## The problem
The answer should consist of every line in the material below that has the word "Lindberg".

## Data for this task
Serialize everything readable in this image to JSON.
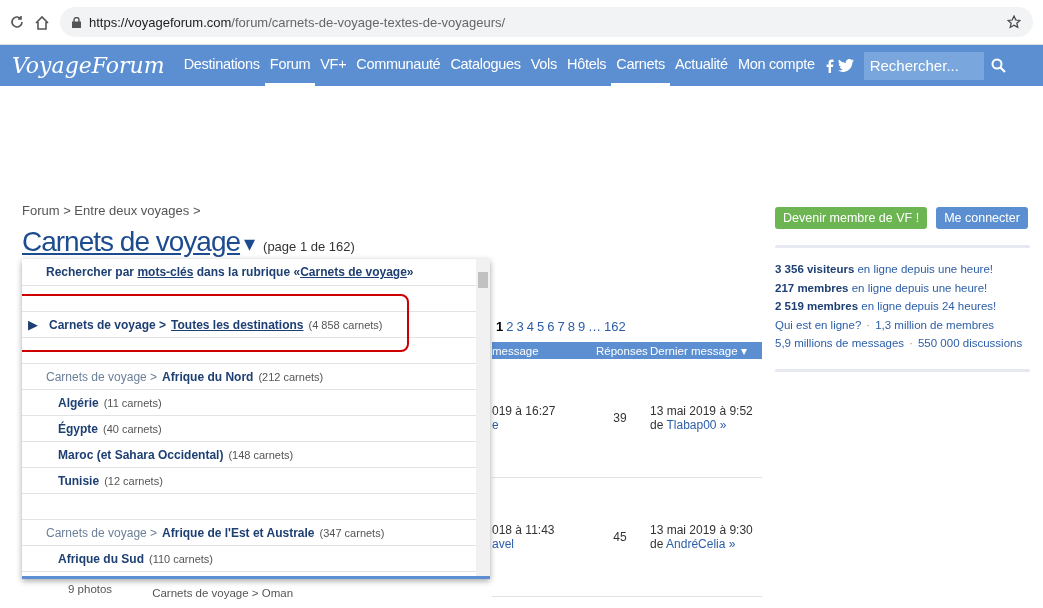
{
  "browser": {
    "url_host": "https://voyageforum.com",
    "url_path": "/forum/carnets-de-voyage-textes-de-voyageurs/"
  },
  "nav": {
    "logo": "VoyageForum",
    "items": [
      {
        "label": "Destinations",
        "selected": false
      },
      {
        "label": "Forum",
        "selected": true
      },
      {
        "label": "VF+",
        "selected": false
      },
      {
        "label": "Communauté",
        "selected": false
      },
      {
        "label": "Catalogues",
        "selected": false
      },
      {
        "label": "Vols",
        "selected": false
      },
      {
        "label": "Hôtels",
        "selected": false
      },
      {
        "label": "Carnets",
        "selected": true
      },
      {
        "label": "Actualité",
        "selected": false
      },
      {
        "label": "Mon compte",
        "selected": false
      }
    ],
    "search": {
      "placeholder": "Rechercher..."
    }
  },
  "breadcrumb": "Forum > Entre deux voyages >",
  "title": "Carnets de voyage",
  "title_caret": "▾",
  "page_info": "(page 1 de 162)",
  "pagination": [
    {
      "label": "1",
      "selected": true
    },
    {
      "label": "2",
      "selected": false
    },
    {
      "label": "3",
      "selected": false
    },
    {
      "label": "4",
      "selected": false
    },
    {
      "label": "5",
      "selected": false
    },
    {
      "label": "6",
      "selected": false
    },
    {
      "label": "7",
      "selected": false
    },
    {
      "label": "8",
      "selected": false
    },
    {
      "label": "9",
      "selected": false
    },
    {
      "label": "…",
      "selected": false
    },
    {
      "label": "162",
      "selected": false
    }
  ],
  "table": {
    "columns": [
      "message",
      "Réponses",
      "Dernier message"
    ],
    "sort_caret": "▾",
    "rows": [
      {
        "first": "019 à 16:27",
        "first_by": "e",
        "replies": "39",
        "last": "13 mai 2019 à 9:52",
        "last_prefix": "de",
        "last_by": "Tlabap00 »"
      },
      {
        "first": "018 à 11:43",
        "first_by": "avel",
        "replies": "45",
        "last": "13 mai 2019 à 9:30",
        "last_prefix": "de",
        "last_by": "AndréCelia »"
      }
    ]
  },
  "listing_footer": {
    "photos": "9 photos",
    "path": "Carnets de voyage > Oman"
  },
  "dropdown": {
    "search": {
      "before": "Rechercher par",
      "link": "mots-clés",
      "middle": "dans la rubrique «",
      "link_2": "Carnets de voyage",
      "after": "»"
    },
    "items": [
      {
        "kind": "current",
        "arrow": "▶",
        "prefix": "Carnets de voyage >",
        "name": "Toutes les destinations",
        "count": "(4 858 carnets)",
        "selected": true,
        "highlighted": true
      },
      {
        "kind": "section",
        "prefix": "Carnets de voyage >",
        "name": "Afrique du Nord",
        "count": "(212 carnets)",
        "selected": false
      },
      {
        "kind": "sub",
        "name": "Algérie",
        "count": "(11 carnets)",
        "selected": false
      },
      {
        "kind": "sub",
        "name": "Égypte",
        "count": "(40 carnets)",
        "selected": false
      },
      {
        "kind": "sub",
        "name": "Maroc (et Sahara Occidental)",
        "count": "(148 carnets)",
        "selected": false
      },
      {
        "kind": "sub",
        "name": "Tunisie",
        "count": "(12 carnets)",
        "selected": false
      },
      {
        "kind": "section",
        "prefix": "Carnets de voyage >",
        "name": "Afrique de l'Est et Australe",
        "count": "(347 carnets)",
        "selected": false
      },
      {
        "kind": "sub",
        "name": "Afrique du Sud",
        "count": "(110 carnets)",
        "selected": false
      }
    ]
  },
  "sidebar": {
    "join_button": "Devenir membre de VF !",
    "login_button": "Me connecter",
    "stats": [
      "**3 356 visiteurs** en ligne depuis une heure!",
      "**217 membres** en ligne depuis une heure!",
      "**2 519 membres** en ligne depuis 24 heures!"
    ],
    "links": [
      {
        "first": "Qui est en ligne?",
        "separator": "·",
        "second": "1,3 million de membres"
      },
      {
        "first": "5,9 millions de messages",
        "separator": "·",
        "second": "550 000 discussions"
      }
    ]
  }
}
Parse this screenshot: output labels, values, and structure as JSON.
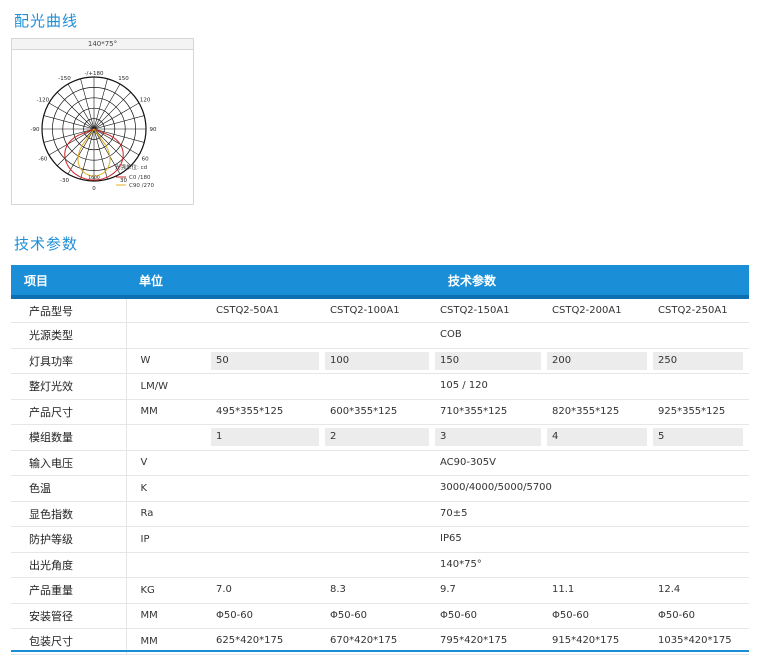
{
  "sections": {
    "light_curve_title": "配光曲线",
    "tech_title": "技术参数"
  },
  "polar": {
    "header": "140*75°",
    "top_label": "-/+180",
    "labels": {
      "n150": "-150",
      "p150": "150",
      "n120": "-120",
      "p120": "120",
      "n90": "-90",
      "p90": "90",
      "n60": "-60",
      "p60": "60",
      "n30": "-30",
      "p30": "30",
      "zero": "0",
      "ring_bottom": "1600"
    },
    "legend_title": "光强单位: cd",
    "legend": [
      {
        "name": "C0  /180",
        "color": "#cc2222"
      },
      {
        "name": "C90 /270",
        "color": "#e0b020"
      }
    ]
  },
  "table": {
    "headers": {
      "item": "项目",
      "unit": "单位",
      "params": "技术参数"
    },
    "rows": [
      {
        "item": "产品型号",
        "unit": "",
        "values": [
          "CSTQ2-50A1",
          "CSTQ2-100A1",
          "CSTQ2-150A1",
          "CSTQ2-200A1",
          "CSTQ2-250A1"
        ]
      },
      {
        "item": "光源类型",
        "unit": "",
        "span": "COB"
      },
      {
        "item": "灯具功率",
        "unit": "W",
        "values": [
          "50",
          "100",
          "150",
          "200",
          "250"
        ]
      },
      {
        "item": "整灯光效",
        "unit": "LM/W",
        "span": "105 / 120"
      },
      {
        "item": "产品尺寸",
        "unit": "MM",
        "values": [
          "495*355*125",
          "600*355*125",
          "710*355*125",
          "820*355*125",
          "925*355*125"
        ]
      },
      {
        "item": "模组数量",
        "unit": "",
        "values": [
          "1",
          "2",
          "3",
          "4",
          "5"
        ]
      },
      {
        "item": "输入电压",
        "unit": "V",
        "span": "AC90-305V"
      },
      {
        "item": "色温",
        "unit": "K",
        "span": "3000/4000/5000/5700"
      },
      {
        "item": "显色指数",
        "unit": "Ra",
        "span": "70±5"
      },
      {
        "item": "防护等级",
        "unit": "IP",
        "span": "IP65"
      },
      {
        "item": "出光角度",
        "unit": "",
        "span": "140*75°"
      },
      {
        "item": "产品重量",
        "unit": "KG",
        "values": [
          "7.0",
          "8.3",
          "9.7",
          "11.1",
          "12.4"
        ]
      },
      {
        "item": "安装管径",
        "unit": "MM",
        "values": [
          "Φ50-60",
          "Φ50-60",
          "Φ50-60",
          "Φ50-60",
          "Φ50-60"
        ]
      },
      {
        "item": "包装尺寸",
        "unit": "MM",
        "values": [
          "625*420*175",
          "670*420*175",
          "795*420*175",
          "915*420*175",
          "1035*420*175"
        ]
      }
    ]
  }
}
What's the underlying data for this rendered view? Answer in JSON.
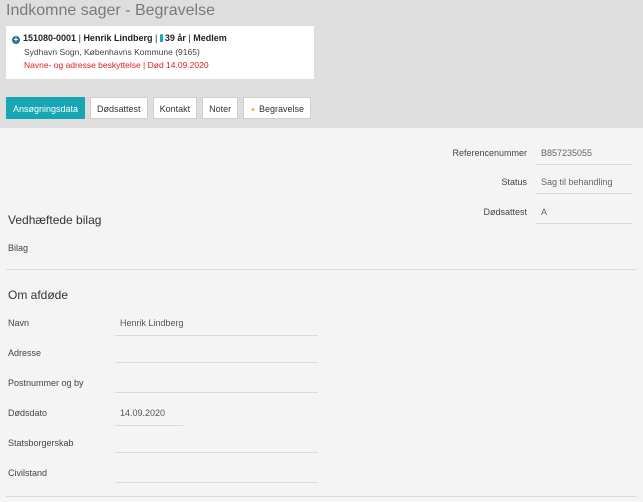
{
  "header": {
    "title": "Indkomne sager - Begravelse"
  },
  "person": {
    "id": "151080-0001",
    "name": "Henrik Lindberg",
    "age": "39 år",
    "status": "Medlem",
    "separator": "|",
    "parish": "Sydhavn Sogn, Københavns Kommune (9165)",
    "warning": "Navne- og adresse beskyttelse | Død 14.09.2020"
  },
  "tabs": [
    "Ansøgningsdata",
    "Dødsattest",
    "Kontakt",
    "Noter",
    "Begravelse"
  ],
  "case": [
    {
      "label": "Referencenummer",
      "value": "B857235055"
    },
    {
      "label": "Status",
      "value": "Sag til behandling"
    },
    {
      "label": "Dødsattest",
      "value": "A"
    }
  ],
  "attachments": {
    "title": "Vedhæftede bilag",
    "bilag_label": "Bilag"
  },
  "deceased": {
    "title": "Om afdøde",
    "fields": [
      {
        "label": "Navn",
        "value": "Henrik Lindberg"
      },
      {
        "label": "Adresse",
        "value": ""
      },
      {
        "label": "Postnummer og by",
        "value": ""
      },
      {
        "label": "Dødsdato",
        "value": "14.09.2020"
      },
      {
        "label": "Statsborgerskab",
        "value": ""
      },
      {
        "label": "Civilstand",
        "value": ""
      }
    ]
  }
}
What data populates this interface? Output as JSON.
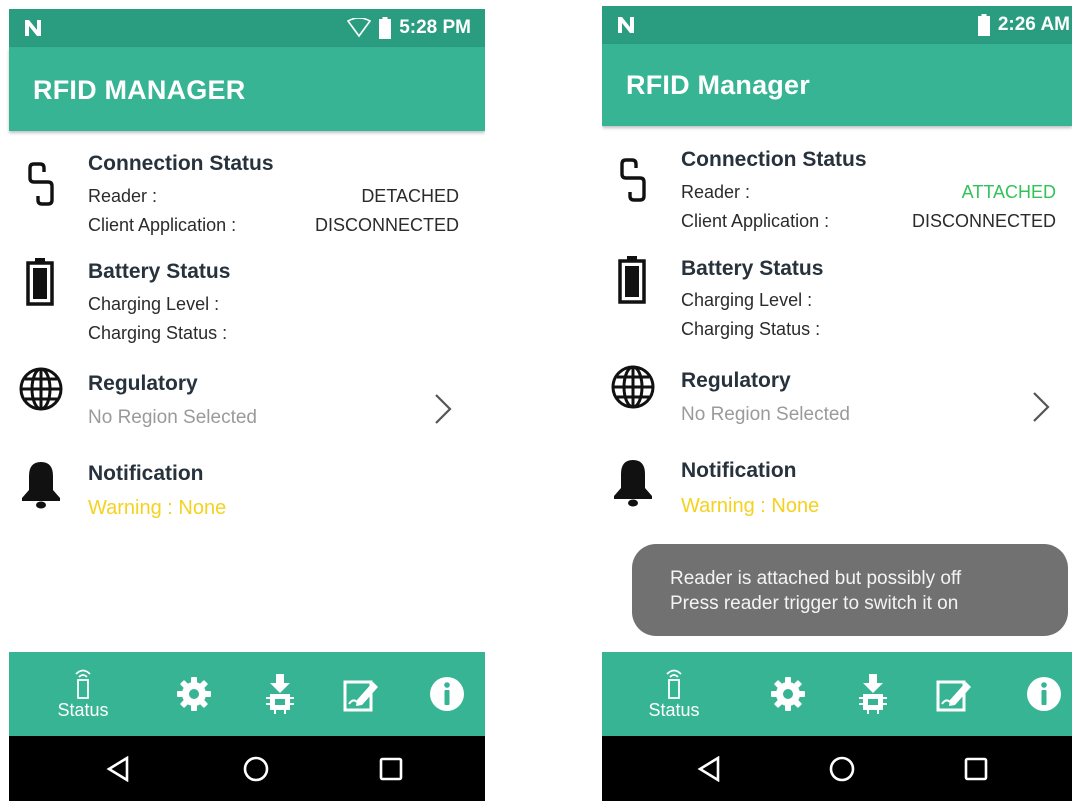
{
  "screens": [
    {
      "status_bar": {
        "time": "5:28 PM"
      },
      "app_title": "RFID MANAGER",
      "connection": {
        "heading": "Connection Status",
        "reader_label": "Reader :",
        "reader_value": "DETACHED",
        "client_label": "Client Application :",
        "client_value": "DISCONNECTED"
      },
      "battery": {
        "heading": "Battery Status",
        "level_label": "Charging Level :",
        "status_label": "Charging Status :"
      },
      "regulatory": {
        "heading": "Regulatory",
        "value": "No Region Selected"
      },
      "notification": {
        "heading": "Notification",
        "value": "Warning : None"
      },
      "bottom_tab_label": "Status"
    },
    {
      "status_bar": {
        "time": "2:26 AM"
      },
      "app_title": "RFID Manager",
      "connection": {
        "heading": "Connection Status",
        "reader_label": "Reader :",
        "reader_value": "ATTACHED",
        "client_label": "Client Application :",
        "client_value": "DISCONNECTED"
      },
      "battery": {
        "heading": "Battery Status",
        "level_label": "Charging Level :",
        "status_label": "Charging Status :"
      },
      "regulatory": {
        "heading": "Regulatory",
        "value": "No Region Selected"
      },
      "notification": {
        "heading": "Notification",
        "value": "Warning : None"
      },
      "toast": {
        "line1": "Reader is attached but possibly off",
        "line2": "Press reader trigger to switch it on"
      },
      "bottom_tab_label": "Status"
    }
  ],
  "icons": {
    "status_bar": [
      "n-logo-icon",
      "wifi-icon",
      "battery-status-icon"
    ],
    "sections": [
      "link-icon",
      "battery-icon",
      "globe-icon",
      "bell-icon"
    ],
    "bottom_bar": [
      "rfid-reader-icon",
      "gear-icon",
      "firmware-download-icon",
      "edit-icon",
      "info-icon"
    ],
    "nav_bar": [
      "back-icon",
      "home-icon",
      "recents-icon"
    ]
  },
  "colors": {
    "status_bar": "#2a9d81",
    "app_bar": "#36b493",
    "attached_green": "#31c35a",
    "warning_yellow": "#f4d21f",
    "toast_bg": "#717171"
  }
}
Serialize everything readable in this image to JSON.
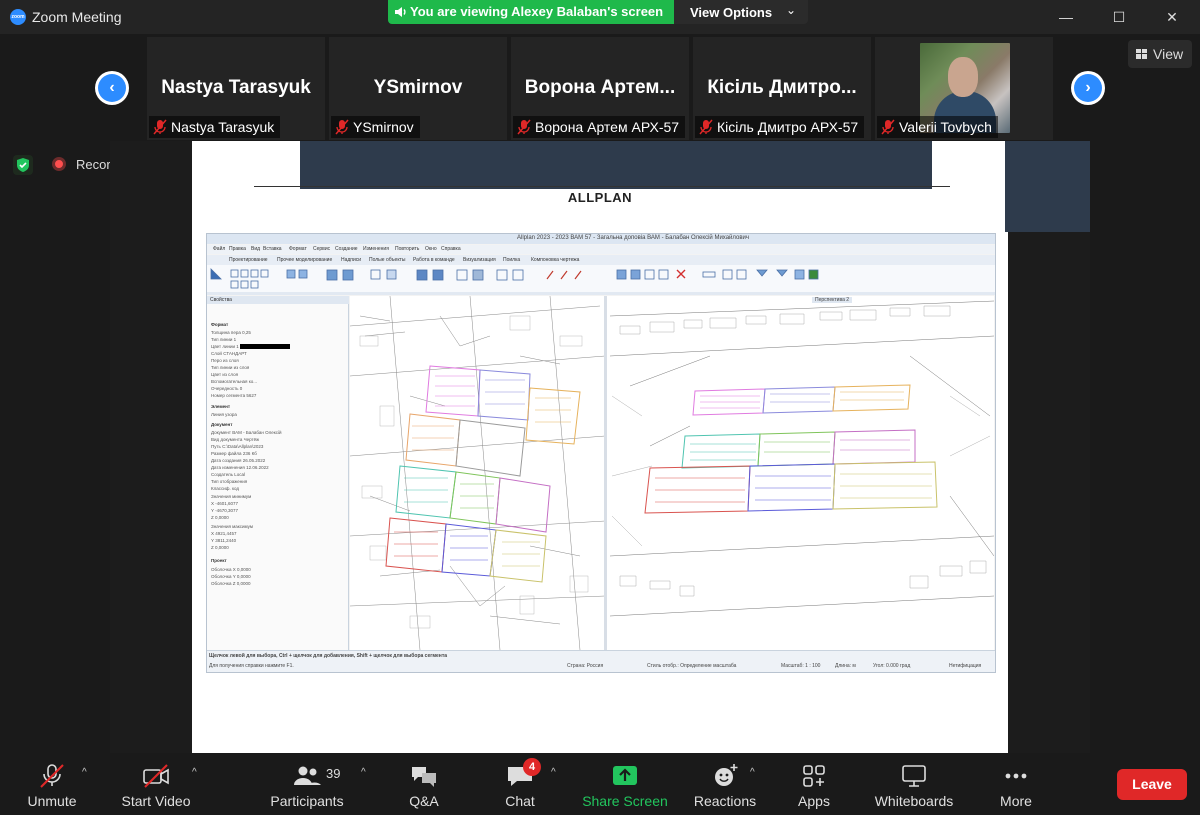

## Output
    "name": "Henrik Lindberg",
        "value": "Henrik Lindberg"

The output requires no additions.